It's still Chico time, as the Welsh-born Moroccan, who finished fifth in the latest season of X-Factor, continues atop the singles chart with his debut single, albeit with sales tumbling by 43% to 29,258.
Chico's biggest challenge came not from a new release but from Calfornian band Orson's debut single No Tomorrow, which takes advantage of a weak market to jump 5-2 , despite the fact its sales are off 5.9% to 21,030.. The first single from upcoming album Brig ht Idea, due for release in May, No Tomorrow is getting rapidly increasing support from broadcasters, and jumps 11-8 on the radio airplay chart, and 29-20 on the TV airplay chart.
The Sugababes survive their change in personnel - the departure of founder member Mutya and the arrival of Amelie - to register their 15th hit single, Red Dress, which debuts at number four on sales of 18,210.,
The highest of only two new entries to the Top 10 , it's the third straight top five hit from the Sugababes' current album Taller In More Ways, following the chart topping Push The Button, and Ugly, which peaked at number three. Taller In More Ways thus becomes the first of Sugababes' four albums to spawn three top five hits. Its sales to date are 736,687, and it's on target to beat their previous best seller, Angels With Dirty Faces (863,321 sales)
It's less than two years since KanYe West made the jump from producer to artist, and he has already had nine hits in the latter role, including Touch The Sky, which debuts this week at number six on sales of 14,420. Based around a sample from Curtis Mayfield's classic Move On Up, it is the fourth hit from West's Late Registration album, which has sold 548,044 copies to date, and will pass the 554,482 sales of his debut The College Dropout to become his biggest seller this week.
Just outside the Top 10, there are new entries at 11 and 12, from Michael Jackson and Shapeshifters.
After a poor start, the Michael Jackson dualdisc releases continue to pick up steam. First chart eligible single Don't Stop Till You Get Enough reached number 17 a fortnight ago, while Rock With You debuted at number 15 last week. Now, Billie Jean debuts at number 11, with first week sales of 7,856 - 8.4% more than the 7,244 start of Rock With You and 20.7% ahead of Don't Stop 'Til You Get Enough's 6,509 opening. Next up , Beat It is out today (13th), followed by Bad next Monday (20th).

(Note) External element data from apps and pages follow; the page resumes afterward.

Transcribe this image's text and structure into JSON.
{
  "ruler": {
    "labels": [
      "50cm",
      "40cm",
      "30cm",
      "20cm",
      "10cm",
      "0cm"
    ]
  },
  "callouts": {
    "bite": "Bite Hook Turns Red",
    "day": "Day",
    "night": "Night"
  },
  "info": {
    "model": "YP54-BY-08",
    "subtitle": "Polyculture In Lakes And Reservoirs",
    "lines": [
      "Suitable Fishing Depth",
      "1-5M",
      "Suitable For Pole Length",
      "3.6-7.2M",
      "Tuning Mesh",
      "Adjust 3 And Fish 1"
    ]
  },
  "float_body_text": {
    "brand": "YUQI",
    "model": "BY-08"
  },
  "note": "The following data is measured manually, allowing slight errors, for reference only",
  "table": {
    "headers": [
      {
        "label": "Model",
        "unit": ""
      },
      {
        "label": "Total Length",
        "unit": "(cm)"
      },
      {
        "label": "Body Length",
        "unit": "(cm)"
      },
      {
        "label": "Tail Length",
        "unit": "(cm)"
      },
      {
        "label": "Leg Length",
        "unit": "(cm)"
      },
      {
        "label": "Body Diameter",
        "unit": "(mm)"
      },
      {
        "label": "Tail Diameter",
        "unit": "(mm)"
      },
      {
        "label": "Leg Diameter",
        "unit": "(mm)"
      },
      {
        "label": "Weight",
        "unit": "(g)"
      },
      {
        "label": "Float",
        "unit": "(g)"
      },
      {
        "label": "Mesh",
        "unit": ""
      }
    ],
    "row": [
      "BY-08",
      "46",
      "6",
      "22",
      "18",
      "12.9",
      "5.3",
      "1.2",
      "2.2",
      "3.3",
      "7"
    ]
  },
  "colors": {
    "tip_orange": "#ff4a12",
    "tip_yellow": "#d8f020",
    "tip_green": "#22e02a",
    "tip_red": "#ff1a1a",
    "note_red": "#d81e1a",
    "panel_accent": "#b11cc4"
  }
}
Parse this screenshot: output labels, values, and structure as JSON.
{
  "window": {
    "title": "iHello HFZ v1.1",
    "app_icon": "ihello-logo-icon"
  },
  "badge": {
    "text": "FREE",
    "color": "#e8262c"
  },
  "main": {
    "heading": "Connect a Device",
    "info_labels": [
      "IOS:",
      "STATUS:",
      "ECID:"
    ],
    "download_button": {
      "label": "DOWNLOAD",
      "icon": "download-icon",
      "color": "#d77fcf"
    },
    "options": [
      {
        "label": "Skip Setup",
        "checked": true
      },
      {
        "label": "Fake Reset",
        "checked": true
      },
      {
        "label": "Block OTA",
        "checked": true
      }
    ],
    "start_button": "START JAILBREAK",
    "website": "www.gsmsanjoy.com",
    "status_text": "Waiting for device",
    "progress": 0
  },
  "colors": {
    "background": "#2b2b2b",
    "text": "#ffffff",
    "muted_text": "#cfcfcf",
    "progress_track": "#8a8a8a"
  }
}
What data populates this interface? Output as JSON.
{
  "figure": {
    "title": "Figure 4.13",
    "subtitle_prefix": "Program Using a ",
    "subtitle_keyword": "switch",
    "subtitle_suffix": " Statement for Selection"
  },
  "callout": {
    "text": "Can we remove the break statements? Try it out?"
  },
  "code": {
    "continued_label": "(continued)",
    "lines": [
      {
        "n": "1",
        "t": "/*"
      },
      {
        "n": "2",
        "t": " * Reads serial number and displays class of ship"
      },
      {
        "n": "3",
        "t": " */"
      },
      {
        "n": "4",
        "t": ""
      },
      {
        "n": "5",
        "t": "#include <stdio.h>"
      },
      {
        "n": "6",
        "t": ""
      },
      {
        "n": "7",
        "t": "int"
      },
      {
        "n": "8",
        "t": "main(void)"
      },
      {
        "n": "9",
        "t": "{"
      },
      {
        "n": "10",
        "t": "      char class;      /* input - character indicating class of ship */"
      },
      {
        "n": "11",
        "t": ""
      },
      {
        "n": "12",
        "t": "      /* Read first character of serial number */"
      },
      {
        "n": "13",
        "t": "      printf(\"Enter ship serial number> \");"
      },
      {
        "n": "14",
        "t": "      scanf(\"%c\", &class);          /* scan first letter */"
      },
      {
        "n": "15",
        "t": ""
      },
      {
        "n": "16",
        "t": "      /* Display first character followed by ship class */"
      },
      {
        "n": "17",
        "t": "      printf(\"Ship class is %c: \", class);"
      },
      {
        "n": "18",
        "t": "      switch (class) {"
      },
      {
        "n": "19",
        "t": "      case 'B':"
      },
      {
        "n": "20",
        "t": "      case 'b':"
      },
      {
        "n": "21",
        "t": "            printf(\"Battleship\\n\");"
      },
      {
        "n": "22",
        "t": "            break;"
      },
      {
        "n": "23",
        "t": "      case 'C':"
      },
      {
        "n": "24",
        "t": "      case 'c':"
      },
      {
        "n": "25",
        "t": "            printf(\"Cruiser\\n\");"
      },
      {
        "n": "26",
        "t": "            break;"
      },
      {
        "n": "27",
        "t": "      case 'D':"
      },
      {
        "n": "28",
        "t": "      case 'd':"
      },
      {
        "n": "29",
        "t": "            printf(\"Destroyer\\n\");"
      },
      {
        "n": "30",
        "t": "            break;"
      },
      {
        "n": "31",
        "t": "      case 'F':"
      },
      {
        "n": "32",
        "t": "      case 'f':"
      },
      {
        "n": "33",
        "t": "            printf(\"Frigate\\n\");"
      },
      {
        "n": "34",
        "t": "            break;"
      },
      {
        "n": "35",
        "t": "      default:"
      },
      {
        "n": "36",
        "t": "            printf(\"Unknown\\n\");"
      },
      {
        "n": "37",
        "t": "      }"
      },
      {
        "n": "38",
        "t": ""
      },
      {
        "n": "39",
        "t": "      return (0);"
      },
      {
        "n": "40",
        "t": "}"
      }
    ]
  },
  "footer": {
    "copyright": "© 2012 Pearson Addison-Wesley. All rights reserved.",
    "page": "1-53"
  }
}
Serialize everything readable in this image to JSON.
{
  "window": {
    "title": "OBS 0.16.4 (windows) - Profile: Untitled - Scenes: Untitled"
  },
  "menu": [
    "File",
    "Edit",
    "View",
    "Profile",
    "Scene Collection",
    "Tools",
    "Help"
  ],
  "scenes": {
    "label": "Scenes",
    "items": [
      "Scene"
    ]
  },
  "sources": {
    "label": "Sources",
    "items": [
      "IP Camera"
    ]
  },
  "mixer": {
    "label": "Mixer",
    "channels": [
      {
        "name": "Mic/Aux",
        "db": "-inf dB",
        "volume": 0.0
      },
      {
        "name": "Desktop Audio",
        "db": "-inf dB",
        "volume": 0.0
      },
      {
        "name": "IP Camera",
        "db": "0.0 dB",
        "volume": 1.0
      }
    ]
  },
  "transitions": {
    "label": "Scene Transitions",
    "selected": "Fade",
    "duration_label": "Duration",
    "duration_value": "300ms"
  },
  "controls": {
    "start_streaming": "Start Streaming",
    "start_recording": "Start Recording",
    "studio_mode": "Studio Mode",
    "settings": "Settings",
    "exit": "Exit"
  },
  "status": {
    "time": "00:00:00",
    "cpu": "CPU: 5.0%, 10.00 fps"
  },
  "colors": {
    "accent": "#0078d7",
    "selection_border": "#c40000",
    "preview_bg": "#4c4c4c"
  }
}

The Shapeshifters sold 6,973 copies of Incredible, their third hit, to debut at number 12. Shapeshifters topped the chart in 2004 with Lola's Theme, and reached number 10 last year with Back To Basics. Incredible is on their new album Sound Advice, which is released a week on Monday.
Finally, it's no secret and no surprise that airplay fuels sales. It's working for Orson, whose No Tomorrow shares most-played honours on Radio One, with 28 spins last week but appears not to be working for the other record with 28 plays, Joey Negro's Make A Move On Me, which debuts on the sales chart this week at number 47. But appearances, in this case, are deceptive. Although 8 12-inch copies of Negro's single escaped last week, the 12-inch and a CD single of Make A Move On Me aren't scheduled to hit retail until today (13th), and the rest the former number one club play h it's 1,913 sales last week were digital downloads which are now allowed to count towards the chart a week prior to physical formats being issued. Expect Negro's single to take a massive leap upwards a week hence.